8. Critique student presentations/Class participation/Attitude/WebCT Discussion (5%) Being a critical listener and being able to give constructive feedback is an important communication skill and will help you develop as a speaker as well.  You will have the opportunity to give written and oral feedback to your fellow students.  Signed written critiques will be given to the student presenter for feedback.  Your grade will reflect how well you critically analyze and give helpful feedback (both positive and negative) to your colleagues.

Students will also be graded on their overall participation and attitude toward the class. Those showing enthusiasm for learning and helping their fellow students to learn will receive a high score, while those who argue each grade, refuse to participate, regularly come to class late and/or seem disinterested in the class will fare poorly.

Students are required to make one WebCT discussion posting a week on the assigned reading for that week.  Postings should be made to the WebCT communication lab Discussion Group you belong to.  More than one discussion posting a week is encouraged.

9.  Final written exam (10%).  This will cover all readings, lectures, and guest speakers.  To do well, you must come to class, take notes, do all the readings and study.  The final for the Monday lecture section is scheduled for Tuesday, May 6 @ 4 PM.  The exam for the Tuesday lecture section is scheduled for Thursday, May 8 @ 12 noon.  Mark your calendars now.

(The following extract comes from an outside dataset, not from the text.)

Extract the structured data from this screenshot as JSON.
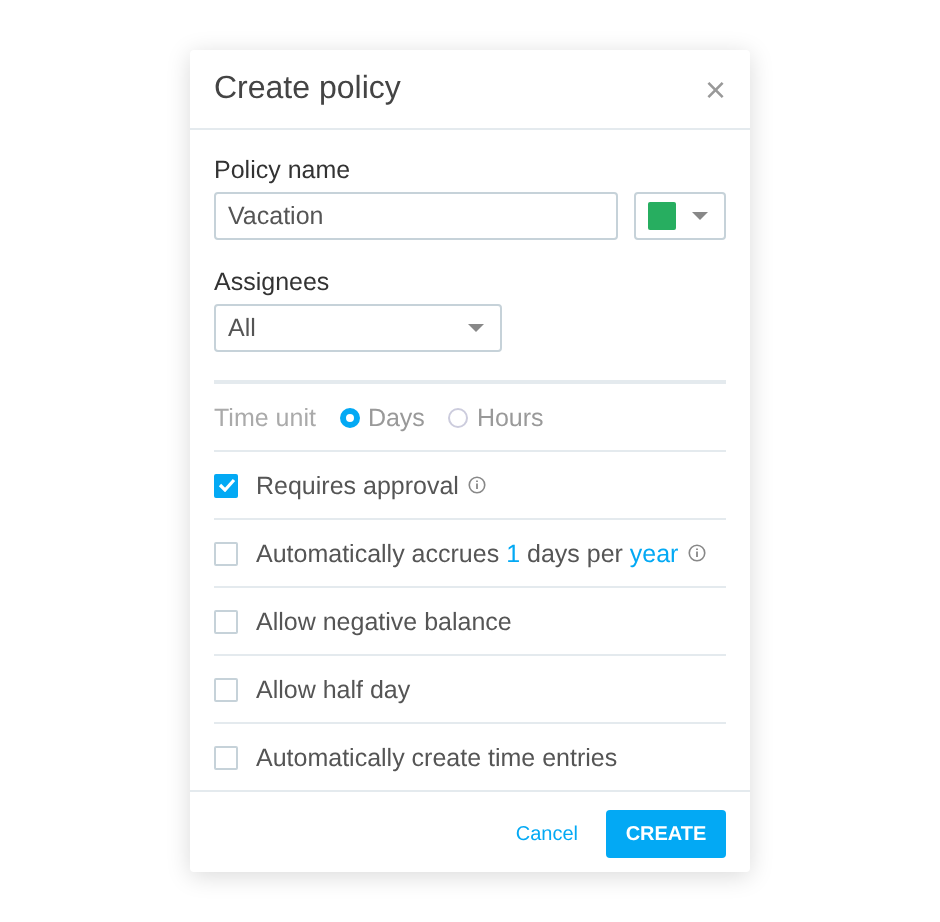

Spring 2003 AGRI 196  Lab Schedule                                                    Link to Spring 2003 Lab Times and TA's

Lab Date
Week Starting


Reading Assignment Due 

Jan 13



Jan 20

Go over lab schedule and assignments
Diads, introduce other person. Synergy Exercise. 

Lucas, Chpts.  1, 2

Jan 27

Small Groups and Synergy

Present Yourself quiz

Lucas, Chpts.  3, 4

Gelb, Present Yourself

Feb 3

Informational Presentation (9)

Lucas, Chpt. 6

Feb 10

Informational Presentation (9)

Lucas, Chpt. 8

Feb 17

Informational Presentation (7)

Lucas, Chpt. 14

Feb 24

Persuasive Presentation (9)

Team meetings.

Lucas, Chpts. 5, 7, 9
Assignments to teams. 

Mar 3

Persuasive Presentation  (9)

Lucas, Chpts. 10, 13

Mar 10

Persuasive Presentation (7)

Makeups. Team meeting

Lucas, Chpt 15,16

Mar 17

Spring Break  no class

Mar 24

Choice Presentation (9)

Lucas, Chpt 11, 12, 17
Group Speech Preparation 

Mar 31

Choice Presentation (8)

Outside Speech Critique Due

Lucas, Chpt 16
Group Speech Preparation

April 7

Choice Presentation (8)
Team Meeting

Lucas, Chpt. 18
Group Speech Preparation

April 14

Group Critical Analysis Presentations (3)   

Group Speech Preparation

April 21

Group Critical Analysis Presentations (2)

Group Speech Preparation
Prepare for Final